You'd almost think Napoleon had given all his money in addition to all the extra work he did.

Fumed by Casimir Pulaski at 10:14 AM. |

Friday, September 17, 2010

Ave Maria Law Grad And His Blog In The News....

.... and not in a positive way. ABC-WYXZ has the story.

Above The Law has the commentary.

Unfortunately, the blog in question looks highly imprudent to me.

Fumed by Thales at 5:55 PM. |

Ave Maria Law School Is First School to Join Law School Transparency

The ABA Journal reports:
Two Vanderbilt law students trying to collect more jobs information from law schools finally have a taker.

The Ave Maria School of Law in Naples, Fla., has agreed to disclose more detailed job statistics, according to the blog Shilling Me Softly and the website of the students' nonprofit group, Law School Transparency.

The group was formed by law students Patrick Lynch and Kyle McEntee to collect more employment data that will show how much value graduates get from their law degrees.

Law School Transparency sent a letter to 199 law schools this July seeking data about each law school graduate in categories that include their employer type and name, whether their position is full- or part-time, whether the job requires a law license, and their salaries after nine months.
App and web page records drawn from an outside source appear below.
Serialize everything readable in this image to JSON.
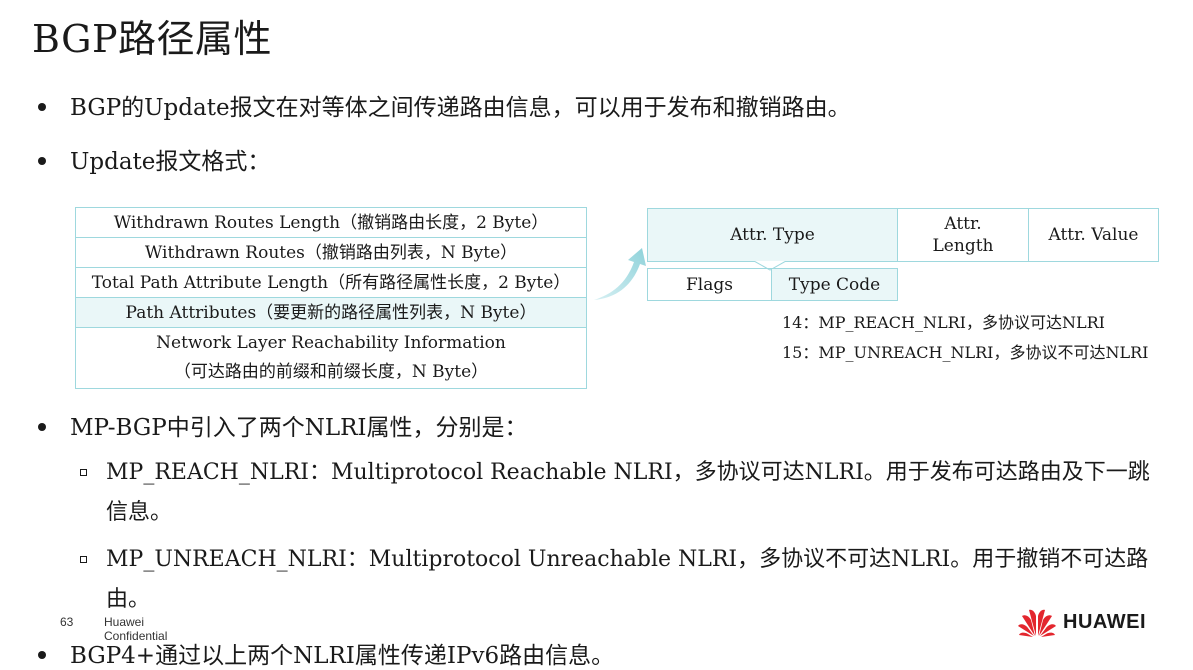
{
  "slide": {
    "title": "BGP路径属性",
    "bullets": [
      "BGP的Update报文在对等体之间传递路由信息，可以用于发布和撤销路由。",
      "Update报文格式：",
      "MP-BGP中引入了两个NLRI属性，分别是：",
      "BGP4+通过以上两个NLRI属性传递IPv6路由信息。"
    ],
    "sub_bullets": [
      "MP_REACH_NLRI：Multiprotocol Reachable NLRI，多协议可达NLRI。用于发布可达路由及下一跳信息。",
      "MP_UNREACH_NLRI：Multiprotocol Unreachable NLRI，多协议不可达NLRI。用于撤销不可达路由。"
    ]
  },
  "update_format": {
    "rows": [
      "Withdrawn Routes Length（撤销路由长度，2 Byte）",
      "Withdrawn Routes（撤销路由列表，N Byte）",
      "Total Path Attribute Length（所有路径属性长度，2 Byte）",
      "Path Attributes（要更新的路径属性列表，N Byte）"
    ],
    "last_row_line1": "Network Layer Reachability Information",
    "last_row_line2": "（可达路由的前缀和前缀长度，N Byte）"
  },
  "path_attribute": {
    "attr_type": "Attr. Type",
    "attr_length_line1": "Attr.",
    "attr_length_line2": "Length",
    "attr_value": "Attr. Value",
    "flags": "Flags",
    "type_code": "Type Code",
    "notes": [
      "14：MP_REACH_NLRI，多协议可达NLRI",
      "15：MP_UNREACH_NLRI，多协议不可达NLRI"
    ]
  },
  "footer": {
    "page_number": "63",
    "company": "Huawei",
    "classification": "Confidential",
    "logo_text": "HUAWEI"
  },
  "colors": {
    "border": "#9ed8de",
    "highlight": "#eaf7f8",
    "logo_red": "#e3262e"
  }
}
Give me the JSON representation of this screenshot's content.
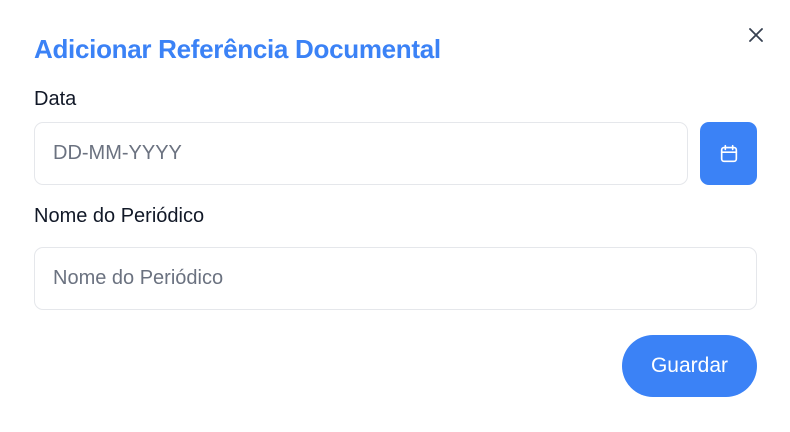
{
  "dialog": {
    "title": "Adicionar Referência Documental",
    "close_icon": "close-icon"
  },
  "fields": {
    "date": {
      "label": "Data",
      "value": "",
      "placeholder": "DD-MM-YYYY",
      "button_icon": "calendar-icon"
    },
    "journal": {
      "label": "Nome do Periódico",
      "value": "",
      "placeholder": "Nome do Periódico"
    }
  },
  "actions": {
    "save_label": "Guardar"
  },
  "colors": {
    "accent": "#3b82f6",
    "text": "#111827",
    "placeholder": "#6b7280",
    "border": "#e5e7eb"
  }
}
The group asked law schools to indicate whether they would participate by Sept. 10.
The Law School Transparency site is here.
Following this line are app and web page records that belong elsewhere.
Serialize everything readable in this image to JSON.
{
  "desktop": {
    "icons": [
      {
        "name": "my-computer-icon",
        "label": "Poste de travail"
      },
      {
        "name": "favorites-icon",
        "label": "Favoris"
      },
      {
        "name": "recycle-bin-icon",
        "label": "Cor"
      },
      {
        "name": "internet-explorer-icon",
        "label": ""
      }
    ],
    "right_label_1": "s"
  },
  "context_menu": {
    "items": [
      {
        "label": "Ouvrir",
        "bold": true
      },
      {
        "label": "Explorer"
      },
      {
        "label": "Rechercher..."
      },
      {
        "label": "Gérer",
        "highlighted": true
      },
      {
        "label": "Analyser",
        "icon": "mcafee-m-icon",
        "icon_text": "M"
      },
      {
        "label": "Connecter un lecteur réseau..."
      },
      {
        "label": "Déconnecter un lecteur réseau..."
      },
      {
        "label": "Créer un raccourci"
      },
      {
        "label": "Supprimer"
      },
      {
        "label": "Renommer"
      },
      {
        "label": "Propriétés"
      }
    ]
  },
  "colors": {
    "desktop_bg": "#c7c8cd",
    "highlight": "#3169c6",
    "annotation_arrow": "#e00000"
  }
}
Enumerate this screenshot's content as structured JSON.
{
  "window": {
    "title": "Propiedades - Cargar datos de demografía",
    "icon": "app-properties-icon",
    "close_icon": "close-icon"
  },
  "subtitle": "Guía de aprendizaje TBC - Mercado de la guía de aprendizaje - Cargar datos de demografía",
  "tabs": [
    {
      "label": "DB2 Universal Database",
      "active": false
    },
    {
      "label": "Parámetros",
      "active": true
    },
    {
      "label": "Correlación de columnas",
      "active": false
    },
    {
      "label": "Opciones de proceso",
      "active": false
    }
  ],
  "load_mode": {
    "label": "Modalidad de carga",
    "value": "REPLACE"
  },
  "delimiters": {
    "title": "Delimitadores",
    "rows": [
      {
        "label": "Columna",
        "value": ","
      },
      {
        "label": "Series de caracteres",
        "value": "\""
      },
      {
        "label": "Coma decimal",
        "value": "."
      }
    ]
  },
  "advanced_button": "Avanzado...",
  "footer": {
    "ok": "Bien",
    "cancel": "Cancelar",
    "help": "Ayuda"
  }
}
More commentary at the WSJ Law Blog and at the National Law Journal.

Finally, even more commentary at Above The Law.

Fumed by Thales at 5:50 PM. |
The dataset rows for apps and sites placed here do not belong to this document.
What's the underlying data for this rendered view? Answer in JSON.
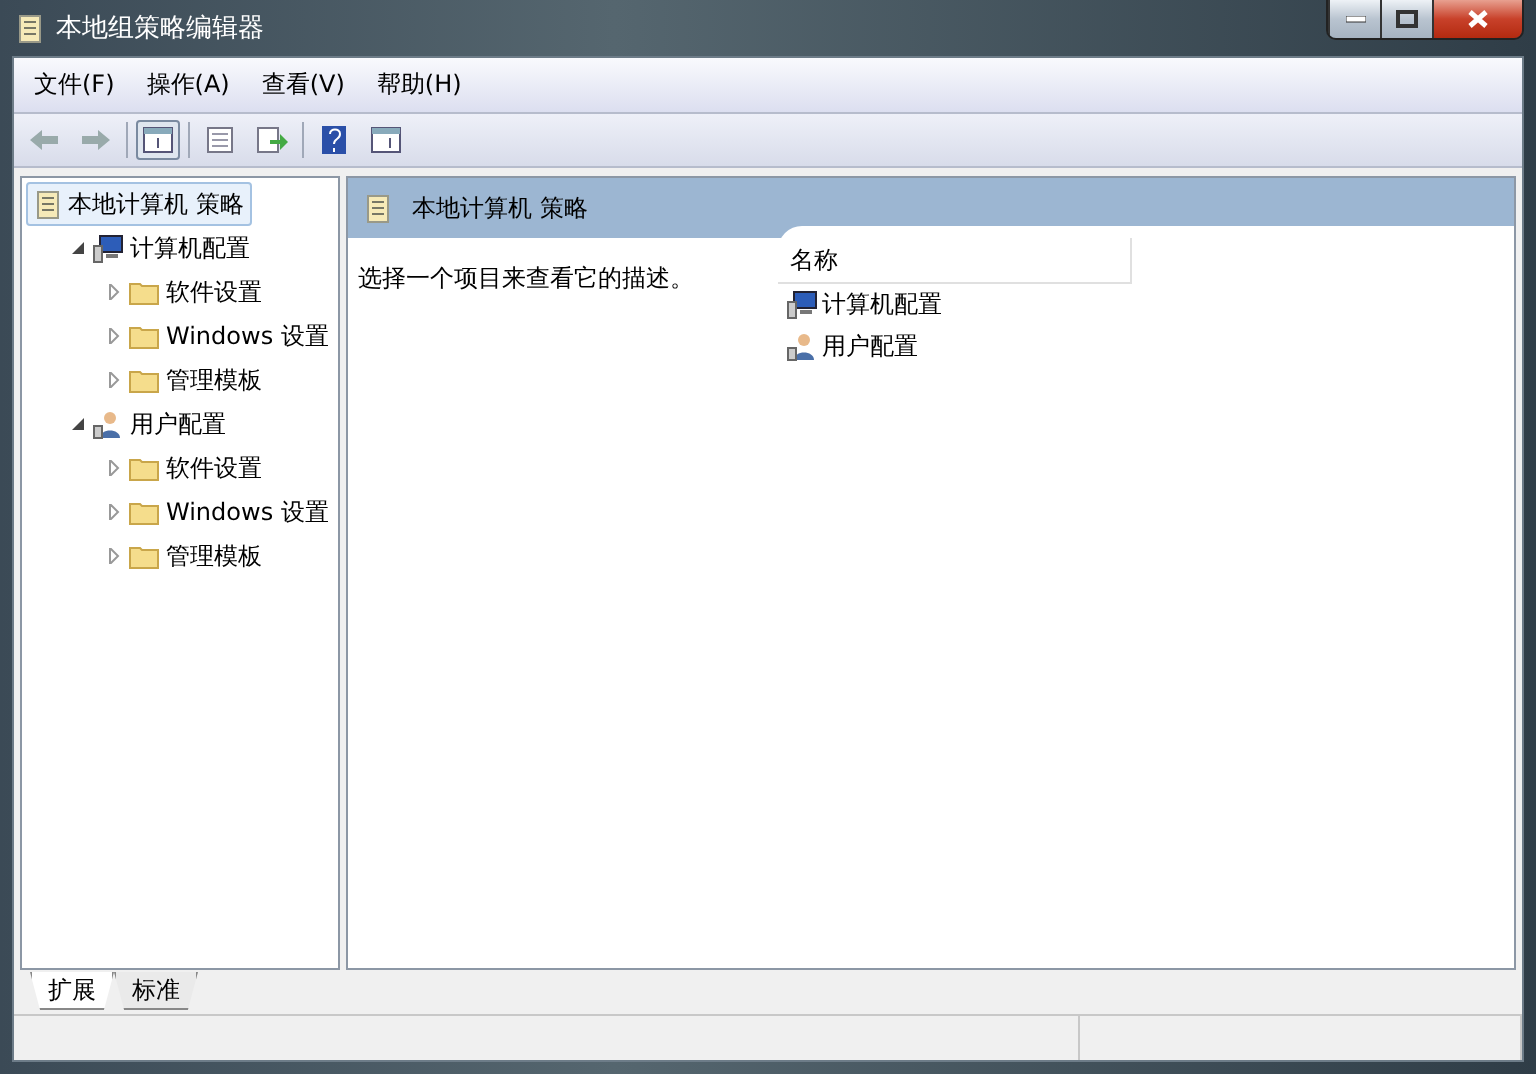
{
  "window": {
    "title": "本地组策略编辑器"
  },
  "menu": [
    "文件(F)",
    "操作(A)",
    "查看(V)",
    "帮助(H)"
  ],
  "tree": [
    {
      "label": "本地计算机 策略",
      "kind": "policy",
      "selected": true,
      "children": [
        {
          "label": "计算机配置",
          "kind": "computer",
          "selected": false,
          "expanded": true,
          "children": [
            {
              "label": "软件设置",
              "kind": "folder",
              "selected": false,
              "expanded": false
            },
            {
              "label": "Windows 设置",
              "kind": "folder",
              "selected": false,
              "expanded": false
            },
            {
              "label": "管理模板",
              "kind": "folder",
              "selected": false,
              "expanded": false
            }
          ]
        },
        {
          "label": "用户配置",
          "kind": "user",
          "selected": false,
          "expanded": true,
          "children": [
            {
              "label": "软件设置",
              "kind": "folder",
              "selected": false,
              "expanded": false
            },
            {
              "label": "Windows 设置",
              "kind": "folder",
              "selected": false,
              "expanded": false
            },
            {
              "label": "管理模板",
              "kind": "folder",
              "selected": false,
              "expanded": false
            }
          ]
        }
      ]
    }
  ],
  "detail": {
    "title": "本地计算机 策略",
    "description": "选择一个项目来查看它的描述。",
    "columns": [
      "名称"
    ],
    "rows": [
      {
        "label": "计算机配置",
        "kind": "computer"
      },
      {
        "label": "用户配置",
        "kind": "user"
      }
    ]
  },
  "tabs": [
    {
      "label": "扩展",
      "selected": true
    },
    {
      "label": "标准",
      "selected": false
    }
  ]
}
Naples News on AveWatch Shutting Down

I'm catching up on news. Here is the Naples News article on AveWatch shutting down.

Fumed by Thales at 5:48 PM. |

Tuesday, September 14, 2010

Just wondering...

...is "a right of passage" similar to the doctrine enunciated in Paul v. Virginia, 75 U.S. (8 Wall.) 168 (1868) or Saenz v. Roe, 526 U.S. 489 (1999)?

Fumed by Advocatus Militaris at 10:42 PM. |

Sunday, September 12, 2010

This Weekend's Musical Offering: J.S. Bach, Praeludium in C minor BWV 546

Always best in an XVII century Catholic Church.

Fumed by Advocatus Militaris at 2:36 PM. |

Wednesday, September 08, 2010

AMU Terminates Relationship With Religious Group

Naples News has the story.

Fumed by Thales at 10:16 AM. |

Sunday, September 05, 2010

Labor Day Weekend Blues

From the Master! Enjoy:

Fumed by Advocatus Militaris at 11:56 AM. |

Thursday, September 02, 2010

The Wanderer's Exclusive Interview with Sharron Angle

Sharron Angle is threatening to take Sen. Harry Reid's Senate seat in a very heated political battle in Nevada. The Wanderer landed an exclusive interview with Mrs. Angle. A must read and a must listen for all those who care about the country.

Support Mrs. Angle and subscribe to The Wanderer!

Listen to the interview here.


Fumed by Tommy More at 6:49 PM. |

Wednesday, September 01, 2010

Notre Dame Administrator Kirk Dismissed

Here is an interesting reflection on the troubling dismissal of Bill Kirk, Associate Vice President for Residence Life at Notre Dame and husband of former Ave Maria Law professor Elizabeth Kirk.

HT: the Corner

Fumed by Thales at 10:01 PM. |

Neal Conway Reviews Charlie Rice books

Neal Conway reviews What Happened to Notre Dame? and 50 Questions on the Natural Law: What It Is & Why We Need It, two books by Professor Charles E. Rice.

Fumed by Thales at 9:57 PM. |

FUMARE Fun Cut-Out

Courtesy of that patron of the internet Isidore, comes the first FUMARE fun cut out! In three easy steps you can have as much fun as a bunch of teenage boys hearing Air on the G String for the first time:

1. Click on the Picture and Print out to an attached printer.

2. Cut around the image of the face and shoulders, being careful not to nick the $5000 suit.

3. Have fun! Attach it to your favorite dartboard, line Polly's cage, or scare the little kids who come to your door at Halloween!

Photo courtesy of Ave Maria News.


Warning: Fumare Fun Cut-Out not intended for Legatus members, AMU drones, or triple majors with journalism backgrounds. Use by any of these individuals may cause irritation, offices being boxed up, and being declared a nonperson.

Fumed by Advocatus Militaris at 6:27 PM. |